> **EXERCISE DETAILS**:
All lines below containing "time" are to be listed.

Records contained in a dataset
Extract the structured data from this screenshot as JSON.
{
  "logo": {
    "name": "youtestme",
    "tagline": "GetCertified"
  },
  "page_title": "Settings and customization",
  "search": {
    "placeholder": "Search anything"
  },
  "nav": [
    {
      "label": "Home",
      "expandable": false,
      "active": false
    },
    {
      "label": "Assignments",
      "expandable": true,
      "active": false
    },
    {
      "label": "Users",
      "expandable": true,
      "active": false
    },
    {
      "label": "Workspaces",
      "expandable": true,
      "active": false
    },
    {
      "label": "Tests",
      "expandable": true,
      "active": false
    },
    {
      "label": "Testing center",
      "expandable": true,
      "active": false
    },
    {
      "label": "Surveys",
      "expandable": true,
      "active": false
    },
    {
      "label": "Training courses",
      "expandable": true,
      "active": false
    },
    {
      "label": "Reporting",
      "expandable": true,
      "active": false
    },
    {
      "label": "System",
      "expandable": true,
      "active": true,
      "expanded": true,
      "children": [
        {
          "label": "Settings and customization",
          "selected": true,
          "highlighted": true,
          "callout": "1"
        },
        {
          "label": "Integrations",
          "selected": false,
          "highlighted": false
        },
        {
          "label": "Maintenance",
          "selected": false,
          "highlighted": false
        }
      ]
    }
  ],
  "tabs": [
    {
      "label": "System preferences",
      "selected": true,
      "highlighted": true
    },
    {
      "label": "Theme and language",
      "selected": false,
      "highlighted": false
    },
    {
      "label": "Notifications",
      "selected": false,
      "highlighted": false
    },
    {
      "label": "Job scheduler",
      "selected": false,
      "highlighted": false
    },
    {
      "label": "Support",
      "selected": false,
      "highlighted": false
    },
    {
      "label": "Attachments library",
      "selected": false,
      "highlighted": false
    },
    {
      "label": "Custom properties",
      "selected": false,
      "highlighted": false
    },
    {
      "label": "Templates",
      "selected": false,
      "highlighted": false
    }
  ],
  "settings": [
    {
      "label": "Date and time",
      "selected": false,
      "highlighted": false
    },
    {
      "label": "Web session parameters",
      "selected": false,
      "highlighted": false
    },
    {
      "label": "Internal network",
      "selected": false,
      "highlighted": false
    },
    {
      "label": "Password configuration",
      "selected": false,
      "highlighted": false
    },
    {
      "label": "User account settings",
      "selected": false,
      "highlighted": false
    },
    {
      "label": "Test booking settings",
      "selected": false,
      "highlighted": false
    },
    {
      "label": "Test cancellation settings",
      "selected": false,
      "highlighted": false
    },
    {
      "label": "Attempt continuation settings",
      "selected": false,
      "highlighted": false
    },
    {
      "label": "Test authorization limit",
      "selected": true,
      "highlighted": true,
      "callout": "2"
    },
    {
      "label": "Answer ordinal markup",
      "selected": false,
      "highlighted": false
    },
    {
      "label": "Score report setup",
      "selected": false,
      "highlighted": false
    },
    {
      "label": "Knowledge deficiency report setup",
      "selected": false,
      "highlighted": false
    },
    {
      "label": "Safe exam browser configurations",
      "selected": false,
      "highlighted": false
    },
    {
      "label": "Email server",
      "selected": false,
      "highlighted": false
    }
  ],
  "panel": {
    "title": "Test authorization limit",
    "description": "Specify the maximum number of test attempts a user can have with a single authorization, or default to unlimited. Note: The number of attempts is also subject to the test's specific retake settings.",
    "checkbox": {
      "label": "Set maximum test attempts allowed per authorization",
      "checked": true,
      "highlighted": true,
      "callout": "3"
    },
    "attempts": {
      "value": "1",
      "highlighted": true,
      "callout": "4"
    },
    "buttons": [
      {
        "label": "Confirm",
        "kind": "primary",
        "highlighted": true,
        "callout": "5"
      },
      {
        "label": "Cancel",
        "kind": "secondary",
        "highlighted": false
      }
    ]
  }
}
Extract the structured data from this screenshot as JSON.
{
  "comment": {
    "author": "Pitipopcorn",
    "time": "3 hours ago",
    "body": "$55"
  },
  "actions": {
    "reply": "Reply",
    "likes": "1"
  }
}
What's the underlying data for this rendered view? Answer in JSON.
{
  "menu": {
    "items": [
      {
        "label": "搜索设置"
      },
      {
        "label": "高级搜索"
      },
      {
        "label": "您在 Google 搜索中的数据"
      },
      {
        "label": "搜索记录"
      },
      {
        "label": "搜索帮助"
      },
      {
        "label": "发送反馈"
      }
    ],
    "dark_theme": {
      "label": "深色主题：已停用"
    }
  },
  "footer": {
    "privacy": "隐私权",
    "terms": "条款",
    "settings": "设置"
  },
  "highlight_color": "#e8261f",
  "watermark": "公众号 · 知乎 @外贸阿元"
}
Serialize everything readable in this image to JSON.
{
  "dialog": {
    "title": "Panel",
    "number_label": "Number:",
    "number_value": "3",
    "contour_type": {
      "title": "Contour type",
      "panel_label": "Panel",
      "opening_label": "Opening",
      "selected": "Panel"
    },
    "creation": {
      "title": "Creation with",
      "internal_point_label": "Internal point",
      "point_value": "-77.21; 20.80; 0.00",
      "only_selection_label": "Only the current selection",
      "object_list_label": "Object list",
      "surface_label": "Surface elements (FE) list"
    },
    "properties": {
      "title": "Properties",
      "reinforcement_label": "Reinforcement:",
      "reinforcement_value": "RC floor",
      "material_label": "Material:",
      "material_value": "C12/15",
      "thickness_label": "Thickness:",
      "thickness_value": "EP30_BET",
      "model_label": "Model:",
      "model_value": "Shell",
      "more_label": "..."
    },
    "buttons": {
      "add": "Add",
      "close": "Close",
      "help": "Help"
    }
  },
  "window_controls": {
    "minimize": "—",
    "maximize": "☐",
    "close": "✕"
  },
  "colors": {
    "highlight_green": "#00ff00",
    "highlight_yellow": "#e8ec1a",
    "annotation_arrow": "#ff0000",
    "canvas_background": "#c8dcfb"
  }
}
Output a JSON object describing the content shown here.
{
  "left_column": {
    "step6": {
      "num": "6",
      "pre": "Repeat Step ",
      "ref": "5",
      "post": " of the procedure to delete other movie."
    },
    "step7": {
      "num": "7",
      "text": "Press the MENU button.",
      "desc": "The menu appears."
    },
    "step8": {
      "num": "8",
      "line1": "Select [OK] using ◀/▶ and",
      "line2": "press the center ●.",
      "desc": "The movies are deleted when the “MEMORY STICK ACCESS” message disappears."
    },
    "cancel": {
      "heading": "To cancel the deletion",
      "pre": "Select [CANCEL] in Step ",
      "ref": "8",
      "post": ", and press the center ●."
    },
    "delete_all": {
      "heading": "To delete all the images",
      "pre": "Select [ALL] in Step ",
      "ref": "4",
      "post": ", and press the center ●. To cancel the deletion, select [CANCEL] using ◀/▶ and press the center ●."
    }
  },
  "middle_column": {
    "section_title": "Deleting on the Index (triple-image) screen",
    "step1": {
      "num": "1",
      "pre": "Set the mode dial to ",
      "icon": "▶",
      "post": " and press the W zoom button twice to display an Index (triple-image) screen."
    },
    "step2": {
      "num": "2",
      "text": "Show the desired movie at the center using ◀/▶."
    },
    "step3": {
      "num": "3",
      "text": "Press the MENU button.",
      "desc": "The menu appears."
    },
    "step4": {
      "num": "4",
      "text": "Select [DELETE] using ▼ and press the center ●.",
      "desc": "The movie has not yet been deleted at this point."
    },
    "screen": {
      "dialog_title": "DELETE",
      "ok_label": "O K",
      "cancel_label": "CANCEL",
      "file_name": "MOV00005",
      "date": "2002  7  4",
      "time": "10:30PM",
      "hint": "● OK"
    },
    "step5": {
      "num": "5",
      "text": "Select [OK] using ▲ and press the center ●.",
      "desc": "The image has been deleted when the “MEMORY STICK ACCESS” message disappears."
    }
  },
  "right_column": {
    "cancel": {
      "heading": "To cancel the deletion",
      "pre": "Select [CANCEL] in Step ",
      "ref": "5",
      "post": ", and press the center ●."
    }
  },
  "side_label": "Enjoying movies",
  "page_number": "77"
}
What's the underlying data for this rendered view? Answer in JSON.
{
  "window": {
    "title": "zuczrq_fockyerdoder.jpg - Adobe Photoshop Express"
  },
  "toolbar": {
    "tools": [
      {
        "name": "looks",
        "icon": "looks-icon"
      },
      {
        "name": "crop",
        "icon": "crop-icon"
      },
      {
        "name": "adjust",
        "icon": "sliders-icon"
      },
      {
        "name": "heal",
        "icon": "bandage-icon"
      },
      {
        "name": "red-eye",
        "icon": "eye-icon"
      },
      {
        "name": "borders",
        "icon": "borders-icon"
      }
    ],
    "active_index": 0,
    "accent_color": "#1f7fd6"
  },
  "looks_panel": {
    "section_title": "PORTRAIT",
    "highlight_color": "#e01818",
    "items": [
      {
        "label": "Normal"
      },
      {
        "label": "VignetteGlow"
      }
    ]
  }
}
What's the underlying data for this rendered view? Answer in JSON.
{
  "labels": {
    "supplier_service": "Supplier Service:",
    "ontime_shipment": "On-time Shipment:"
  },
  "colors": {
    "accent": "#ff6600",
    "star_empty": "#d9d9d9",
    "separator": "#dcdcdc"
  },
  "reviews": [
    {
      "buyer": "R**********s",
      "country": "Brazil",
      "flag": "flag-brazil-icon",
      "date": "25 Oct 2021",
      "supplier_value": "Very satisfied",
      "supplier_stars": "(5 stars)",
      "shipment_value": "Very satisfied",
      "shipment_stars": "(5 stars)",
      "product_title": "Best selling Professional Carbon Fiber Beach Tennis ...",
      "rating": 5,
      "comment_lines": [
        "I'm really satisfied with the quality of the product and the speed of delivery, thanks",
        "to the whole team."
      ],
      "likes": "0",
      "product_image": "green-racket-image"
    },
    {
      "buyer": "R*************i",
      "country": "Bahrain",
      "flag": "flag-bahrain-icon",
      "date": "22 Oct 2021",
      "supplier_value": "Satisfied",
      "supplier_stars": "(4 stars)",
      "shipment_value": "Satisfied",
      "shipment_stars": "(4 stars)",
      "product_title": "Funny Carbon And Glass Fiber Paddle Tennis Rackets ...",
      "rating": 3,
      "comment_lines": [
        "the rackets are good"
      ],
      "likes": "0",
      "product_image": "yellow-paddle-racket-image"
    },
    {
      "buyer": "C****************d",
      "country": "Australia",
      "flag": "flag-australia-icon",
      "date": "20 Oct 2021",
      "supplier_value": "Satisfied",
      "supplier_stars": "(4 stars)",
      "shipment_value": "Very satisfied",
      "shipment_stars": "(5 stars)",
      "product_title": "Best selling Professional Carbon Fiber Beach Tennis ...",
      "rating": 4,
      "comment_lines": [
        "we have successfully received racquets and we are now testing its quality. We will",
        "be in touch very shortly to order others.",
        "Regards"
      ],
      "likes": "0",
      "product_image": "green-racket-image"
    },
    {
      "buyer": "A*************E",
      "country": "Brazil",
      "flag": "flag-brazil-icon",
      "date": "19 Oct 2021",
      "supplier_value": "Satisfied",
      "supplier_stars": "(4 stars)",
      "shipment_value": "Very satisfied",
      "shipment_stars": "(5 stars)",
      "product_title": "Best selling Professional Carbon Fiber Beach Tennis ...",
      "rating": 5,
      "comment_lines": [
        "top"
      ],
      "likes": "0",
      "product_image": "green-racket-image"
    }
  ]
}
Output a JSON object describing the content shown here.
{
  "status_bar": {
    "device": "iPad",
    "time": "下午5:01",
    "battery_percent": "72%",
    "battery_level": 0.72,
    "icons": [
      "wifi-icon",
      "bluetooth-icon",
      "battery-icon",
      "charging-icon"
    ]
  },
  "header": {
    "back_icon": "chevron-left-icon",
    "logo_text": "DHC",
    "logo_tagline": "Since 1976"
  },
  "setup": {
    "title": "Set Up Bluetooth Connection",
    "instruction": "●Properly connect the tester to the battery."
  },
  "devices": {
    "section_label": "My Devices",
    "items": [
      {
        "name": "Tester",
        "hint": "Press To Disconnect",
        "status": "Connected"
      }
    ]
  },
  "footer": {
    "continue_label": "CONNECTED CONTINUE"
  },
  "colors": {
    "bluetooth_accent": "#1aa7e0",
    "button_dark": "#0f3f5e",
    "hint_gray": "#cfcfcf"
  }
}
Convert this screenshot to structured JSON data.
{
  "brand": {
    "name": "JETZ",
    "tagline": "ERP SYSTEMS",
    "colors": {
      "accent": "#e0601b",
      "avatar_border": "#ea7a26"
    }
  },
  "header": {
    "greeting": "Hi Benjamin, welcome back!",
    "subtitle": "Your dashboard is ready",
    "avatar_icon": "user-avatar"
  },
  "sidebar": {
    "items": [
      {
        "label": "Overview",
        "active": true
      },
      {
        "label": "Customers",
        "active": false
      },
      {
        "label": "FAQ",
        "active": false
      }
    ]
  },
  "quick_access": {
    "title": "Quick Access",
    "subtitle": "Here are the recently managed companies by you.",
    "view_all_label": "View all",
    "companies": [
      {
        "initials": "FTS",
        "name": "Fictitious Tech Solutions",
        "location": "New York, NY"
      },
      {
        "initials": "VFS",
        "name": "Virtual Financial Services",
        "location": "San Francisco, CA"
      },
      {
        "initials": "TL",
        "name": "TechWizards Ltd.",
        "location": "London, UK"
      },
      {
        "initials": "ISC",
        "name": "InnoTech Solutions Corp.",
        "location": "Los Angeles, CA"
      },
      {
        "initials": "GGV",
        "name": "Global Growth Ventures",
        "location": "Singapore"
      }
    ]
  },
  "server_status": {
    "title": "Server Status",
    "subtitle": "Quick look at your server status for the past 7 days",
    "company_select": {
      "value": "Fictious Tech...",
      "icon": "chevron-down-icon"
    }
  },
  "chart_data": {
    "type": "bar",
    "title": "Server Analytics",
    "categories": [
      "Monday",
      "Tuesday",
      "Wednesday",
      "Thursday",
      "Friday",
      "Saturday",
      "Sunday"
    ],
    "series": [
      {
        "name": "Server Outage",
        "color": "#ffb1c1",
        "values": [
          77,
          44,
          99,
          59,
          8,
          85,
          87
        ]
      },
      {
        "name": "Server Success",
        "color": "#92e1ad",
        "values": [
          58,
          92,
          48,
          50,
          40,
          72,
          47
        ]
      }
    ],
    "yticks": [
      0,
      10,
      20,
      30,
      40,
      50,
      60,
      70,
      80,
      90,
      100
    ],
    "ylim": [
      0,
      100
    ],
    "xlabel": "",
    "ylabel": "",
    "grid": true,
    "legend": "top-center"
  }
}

> **RESULT OF THE EXERCISE**:
      "label": "Date and time",
    "time": "3 hours ago",
      "time": "10:30PM",
    "ontime_shipment": "On-time Shipment:"
    "time": "下午5:01",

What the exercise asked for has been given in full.